- Work request:
Filter the data for "Shift" and copy matching lines.

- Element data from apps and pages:
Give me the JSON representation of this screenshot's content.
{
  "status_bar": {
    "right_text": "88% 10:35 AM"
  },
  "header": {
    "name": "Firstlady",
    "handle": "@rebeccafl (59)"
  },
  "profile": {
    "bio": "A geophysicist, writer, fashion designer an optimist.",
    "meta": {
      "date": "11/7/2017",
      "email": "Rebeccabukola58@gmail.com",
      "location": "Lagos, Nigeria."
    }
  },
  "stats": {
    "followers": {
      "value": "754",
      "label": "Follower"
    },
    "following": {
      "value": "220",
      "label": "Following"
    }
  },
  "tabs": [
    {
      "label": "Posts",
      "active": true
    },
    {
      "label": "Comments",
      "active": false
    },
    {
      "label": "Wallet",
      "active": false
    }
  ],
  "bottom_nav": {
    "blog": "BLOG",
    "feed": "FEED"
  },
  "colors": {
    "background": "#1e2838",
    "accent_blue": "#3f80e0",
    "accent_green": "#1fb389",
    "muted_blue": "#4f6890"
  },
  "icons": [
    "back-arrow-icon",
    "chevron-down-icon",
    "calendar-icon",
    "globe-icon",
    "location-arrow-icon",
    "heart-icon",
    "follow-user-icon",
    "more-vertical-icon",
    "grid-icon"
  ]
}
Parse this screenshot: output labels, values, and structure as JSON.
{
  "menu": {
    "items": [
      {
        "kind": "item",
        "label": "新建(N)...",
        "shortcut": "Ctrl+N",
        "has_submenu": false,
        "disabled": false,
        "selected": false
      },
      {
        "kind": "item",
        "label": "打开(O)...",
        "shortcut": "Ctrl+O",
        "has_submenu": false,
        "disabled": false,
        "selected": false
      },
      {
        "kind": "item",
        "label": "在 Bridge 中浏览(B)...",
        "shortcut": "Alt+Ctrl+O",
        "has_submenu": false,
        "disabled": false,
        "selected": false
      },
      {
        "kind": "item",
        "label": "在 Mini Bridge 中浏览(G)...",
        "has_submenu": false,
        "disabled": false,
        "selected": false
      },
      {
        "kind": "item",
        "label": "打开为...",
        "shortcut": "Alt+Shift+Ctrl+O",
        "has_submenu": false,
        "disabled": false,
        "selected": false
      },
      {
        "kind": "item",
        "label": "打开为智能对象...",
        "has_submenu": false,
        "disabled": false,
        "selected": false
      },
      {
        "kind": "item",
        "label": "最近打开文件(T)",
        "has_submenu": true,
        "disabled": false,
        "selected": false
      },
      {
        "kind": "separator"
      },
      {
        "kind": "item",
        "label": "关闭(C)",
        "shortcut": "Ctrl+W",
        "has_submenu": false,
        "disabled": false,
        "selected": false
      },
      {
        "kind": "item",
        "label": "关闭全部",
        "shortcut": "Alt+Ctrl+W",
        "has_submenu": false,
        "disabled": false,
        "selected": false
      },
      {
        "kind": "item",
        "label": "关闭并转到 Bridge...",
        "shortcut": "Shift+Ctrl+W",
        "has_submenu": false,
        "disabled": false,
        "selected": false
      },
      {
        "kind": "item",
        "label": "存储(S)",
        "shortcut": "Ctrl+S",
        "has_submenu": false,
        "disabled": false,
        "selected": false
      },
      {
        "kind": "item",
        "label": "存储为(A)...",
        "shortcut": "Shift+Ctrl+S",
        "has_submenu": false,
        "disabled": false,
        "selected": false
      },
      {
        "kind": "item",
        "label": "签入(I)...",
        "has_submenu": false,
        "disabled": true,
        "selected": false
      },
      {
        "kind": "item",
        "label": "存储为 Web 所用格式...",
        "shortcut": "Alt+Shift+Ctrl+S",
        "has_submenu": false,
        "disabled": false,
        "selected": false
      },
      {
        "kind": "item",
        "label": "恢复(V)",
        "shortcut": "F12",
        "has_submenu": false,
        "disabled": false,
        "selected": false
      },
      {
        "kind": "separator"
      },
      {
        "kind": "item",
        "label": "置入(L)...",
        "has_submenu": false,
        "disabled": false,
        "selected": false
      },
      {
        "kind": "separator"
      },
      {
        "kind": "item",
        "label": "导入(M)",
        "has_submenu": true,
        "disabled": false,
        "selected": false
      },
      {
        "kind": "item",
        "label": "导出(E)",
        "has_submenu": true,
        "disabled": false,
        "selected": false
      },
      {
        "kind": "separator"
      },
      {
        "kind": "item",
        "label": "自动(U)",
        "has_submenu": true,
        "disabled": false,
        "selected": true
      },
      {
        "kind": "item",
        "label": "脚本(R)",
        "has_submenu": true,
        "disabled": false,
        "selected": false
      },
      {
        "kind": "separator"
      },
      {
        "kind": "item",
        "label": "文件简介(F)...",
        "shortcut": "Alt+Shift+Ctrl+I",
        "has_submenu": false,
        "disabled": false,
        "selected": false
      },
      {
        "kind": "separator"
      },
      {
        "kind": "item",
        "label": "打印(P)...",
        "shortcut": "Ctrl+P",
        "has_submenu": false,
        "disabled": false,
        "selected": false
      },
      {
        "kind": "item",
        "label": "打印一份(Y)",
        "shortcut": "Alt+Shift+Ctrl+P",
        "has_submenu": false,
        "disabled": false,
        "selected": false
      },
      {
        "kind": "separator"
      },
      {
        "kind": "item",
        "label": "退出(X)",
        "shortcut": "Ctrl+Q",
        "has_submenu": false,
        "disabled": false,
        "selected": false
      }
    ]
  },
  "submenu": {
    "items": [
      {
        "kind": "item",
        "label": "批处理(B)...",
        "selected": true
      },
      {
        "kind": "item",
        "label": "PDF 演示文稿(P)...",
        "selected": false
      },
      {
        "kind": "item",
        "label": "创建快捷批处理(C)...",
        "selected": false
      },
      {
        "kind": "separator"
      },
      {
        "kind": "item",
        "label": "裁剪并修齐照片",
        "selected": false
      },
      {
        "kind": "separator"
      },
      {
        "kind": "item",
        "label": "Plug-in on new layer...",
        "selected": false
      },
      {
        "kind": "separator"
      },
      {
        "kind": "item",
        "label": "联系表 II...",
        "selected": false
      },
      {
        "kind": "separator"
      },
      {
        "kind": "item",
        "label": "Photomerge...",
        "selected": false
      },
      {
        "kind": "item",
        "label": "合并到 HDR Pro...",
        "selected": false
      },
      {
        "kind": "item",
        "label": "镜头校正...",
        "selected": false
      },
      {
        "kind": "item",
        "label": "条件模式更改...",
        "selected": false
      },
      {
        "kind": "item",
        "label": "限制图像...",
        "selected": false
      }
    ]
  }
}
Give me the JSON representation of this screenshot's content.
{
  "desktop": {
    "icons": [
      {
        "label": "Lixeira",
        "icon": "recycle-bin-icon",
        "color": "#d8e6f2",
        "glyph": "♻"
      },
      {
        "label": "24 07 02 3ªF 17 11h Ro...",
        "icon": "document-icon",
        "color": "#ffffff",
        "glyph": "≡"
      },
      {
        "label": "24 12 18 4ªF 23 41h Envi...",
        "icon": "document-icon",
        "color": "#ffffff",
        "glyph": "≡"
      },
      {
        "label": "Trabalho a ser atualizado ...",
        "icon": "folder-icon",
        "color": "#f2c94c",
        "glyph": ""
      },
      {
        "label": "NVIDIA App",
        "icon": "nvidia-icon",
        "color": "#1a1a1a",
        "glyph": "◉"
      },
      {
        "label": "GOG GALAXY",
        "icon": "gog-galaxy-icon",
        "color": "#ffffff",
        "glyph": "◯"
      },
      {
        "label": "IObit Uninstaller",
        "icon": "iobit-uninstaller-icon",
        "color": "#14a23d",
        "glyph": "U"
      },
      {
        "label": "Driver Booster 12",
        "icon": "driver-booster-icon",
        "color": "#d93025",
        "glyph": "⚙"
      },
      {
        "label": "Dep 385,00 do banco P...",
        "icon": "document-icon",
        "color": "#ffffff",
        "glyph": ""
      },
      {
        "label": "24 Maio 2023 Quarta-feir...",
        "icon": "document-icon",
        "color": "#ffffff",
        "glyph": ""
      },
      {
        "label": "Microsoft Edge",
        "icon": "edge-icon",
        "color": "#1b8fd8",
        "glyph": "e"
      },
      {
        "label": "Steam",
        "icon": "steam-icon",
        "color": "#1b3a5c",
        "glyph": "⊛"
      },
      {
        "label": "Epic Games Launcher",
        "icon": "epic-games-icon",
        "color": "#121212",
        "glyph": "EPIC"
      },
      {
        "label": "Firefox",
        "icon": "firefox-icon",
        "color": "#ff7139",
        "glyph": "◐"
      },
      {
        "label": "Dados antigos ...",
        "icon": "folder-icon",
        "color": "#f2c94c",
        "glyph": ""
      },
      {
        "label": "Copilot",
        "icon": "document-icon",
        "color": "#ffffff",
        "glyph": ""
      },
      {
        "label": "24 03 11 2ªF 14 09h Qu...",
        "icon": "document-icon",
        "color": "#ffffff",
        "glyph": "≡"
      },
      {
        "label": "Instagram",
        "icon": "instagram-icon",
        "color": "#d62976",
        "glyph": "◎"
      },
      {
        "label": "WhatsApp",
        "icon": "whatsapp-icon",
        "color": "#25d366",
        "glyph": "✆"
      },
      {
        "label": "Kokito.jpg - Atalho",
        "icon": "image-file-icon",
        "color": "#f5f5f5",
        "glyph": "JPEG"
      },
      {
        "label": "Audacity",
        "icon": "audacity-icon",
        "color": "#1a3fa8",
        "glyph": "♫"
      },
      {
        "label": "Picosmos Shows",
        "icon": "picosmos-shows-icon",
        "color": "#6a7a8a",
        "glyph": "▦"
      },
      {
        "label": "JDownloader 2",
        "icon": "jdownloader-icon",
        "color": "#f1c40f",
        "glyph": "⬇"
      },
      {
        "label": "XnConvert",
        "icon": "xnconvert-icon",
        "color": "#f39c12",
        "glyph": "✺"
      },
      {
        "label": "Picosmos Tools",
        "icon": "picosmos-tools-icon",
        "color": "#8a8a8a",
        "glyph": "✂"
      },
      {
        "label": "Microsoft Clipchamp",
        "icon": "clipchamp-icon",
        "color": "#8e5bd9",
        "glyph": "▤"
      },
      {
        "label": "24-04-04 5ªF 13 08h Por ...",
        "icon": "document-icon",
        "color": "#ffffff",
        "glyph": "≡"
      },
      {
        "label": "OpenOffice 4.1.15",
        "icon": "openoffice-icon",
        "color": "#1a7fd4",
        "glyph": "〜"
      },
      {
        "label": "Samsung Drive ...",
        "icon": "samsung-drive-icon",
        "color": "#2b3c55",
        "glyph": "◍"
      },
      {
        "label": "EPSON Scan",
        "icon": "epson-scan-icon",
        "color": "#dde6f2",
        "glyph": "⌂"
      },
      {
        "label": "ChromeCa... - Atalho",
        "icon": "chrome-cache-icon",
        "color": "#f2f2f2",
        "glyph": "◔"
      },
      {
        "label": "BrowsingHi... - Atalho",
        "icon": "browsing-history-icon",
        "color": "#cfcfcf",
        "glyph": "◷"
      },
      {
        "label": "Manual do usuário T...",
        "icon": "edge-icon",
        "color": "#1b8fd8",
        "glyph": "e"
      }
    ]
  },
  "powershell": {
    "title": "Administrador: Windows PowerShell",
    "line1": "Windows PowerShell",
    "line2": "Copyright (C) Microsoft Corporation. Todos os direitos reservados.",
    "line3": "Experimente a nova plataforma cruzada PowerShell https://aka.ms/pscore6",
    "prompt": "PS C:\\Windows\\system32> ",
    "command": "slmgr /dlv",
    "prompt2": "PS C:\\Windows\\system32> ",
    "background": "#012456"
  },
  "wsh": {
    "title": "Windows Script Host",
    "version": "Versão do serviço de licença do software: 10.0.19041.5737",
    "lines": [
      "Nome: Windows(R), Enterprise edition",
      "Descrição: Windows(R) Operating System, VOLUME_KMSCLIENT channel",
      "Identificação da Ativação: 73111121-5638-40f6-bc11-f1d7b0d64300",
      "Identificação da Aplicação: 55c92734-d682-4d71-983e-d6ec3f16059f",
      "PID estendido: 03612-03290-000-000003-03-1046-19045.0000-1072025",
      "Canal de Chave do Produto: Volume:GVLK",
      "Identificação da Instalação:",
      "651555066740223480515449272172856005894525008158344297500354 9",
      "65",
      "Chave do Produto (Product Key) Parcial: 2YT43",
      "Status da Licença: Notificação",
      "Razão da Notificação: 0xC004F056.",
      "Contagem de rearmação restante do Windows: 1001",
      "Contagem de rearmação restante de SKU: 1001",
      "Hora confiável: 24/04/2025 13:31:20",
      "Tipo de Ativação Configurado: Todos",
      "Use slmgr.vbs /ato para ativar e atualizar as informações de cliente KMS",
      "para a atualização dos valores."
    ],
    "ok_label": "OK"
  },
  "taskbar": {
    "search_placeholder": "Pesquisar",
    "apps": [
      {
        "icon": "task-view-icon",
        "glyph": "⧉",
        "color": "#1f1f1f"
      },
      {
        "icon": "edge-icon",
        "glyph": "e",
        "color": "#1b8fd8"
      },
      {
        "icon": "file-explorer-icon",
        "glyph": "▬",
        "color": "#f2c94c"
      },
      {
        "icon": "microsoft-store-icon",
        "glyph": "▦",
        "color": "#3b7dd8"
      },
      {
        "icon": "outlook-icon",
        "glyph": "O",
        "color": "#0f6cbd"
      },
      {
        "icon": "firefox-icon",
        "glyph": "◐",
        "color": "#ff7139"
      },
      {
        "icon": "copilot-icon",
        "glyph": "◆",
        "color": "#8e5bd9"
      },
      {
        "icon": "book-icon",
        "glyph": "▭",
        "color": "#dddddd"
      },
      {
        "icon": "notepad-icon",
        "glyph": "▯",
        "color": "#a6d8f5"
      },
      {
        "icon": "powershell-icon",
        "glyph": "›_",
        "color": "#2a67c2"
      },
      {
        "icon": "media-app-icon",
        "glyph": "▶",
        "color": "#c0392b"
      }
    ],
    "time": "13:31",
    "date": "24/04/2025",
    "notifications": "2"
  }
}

- Written answer:
        "shortcut": "Alt+Shift+Ctrl+O",
        "shortcut": "Shift+Ctrl+W",
        "shortcut": "Shift+Ctrl+S",
        "shortcut": "Alt+Shift+Ctrl+S",
        "shortcut": "Alt+Shift+Ctrl+I",
        "shortcut": "Alt+Shift+Ctrl+P",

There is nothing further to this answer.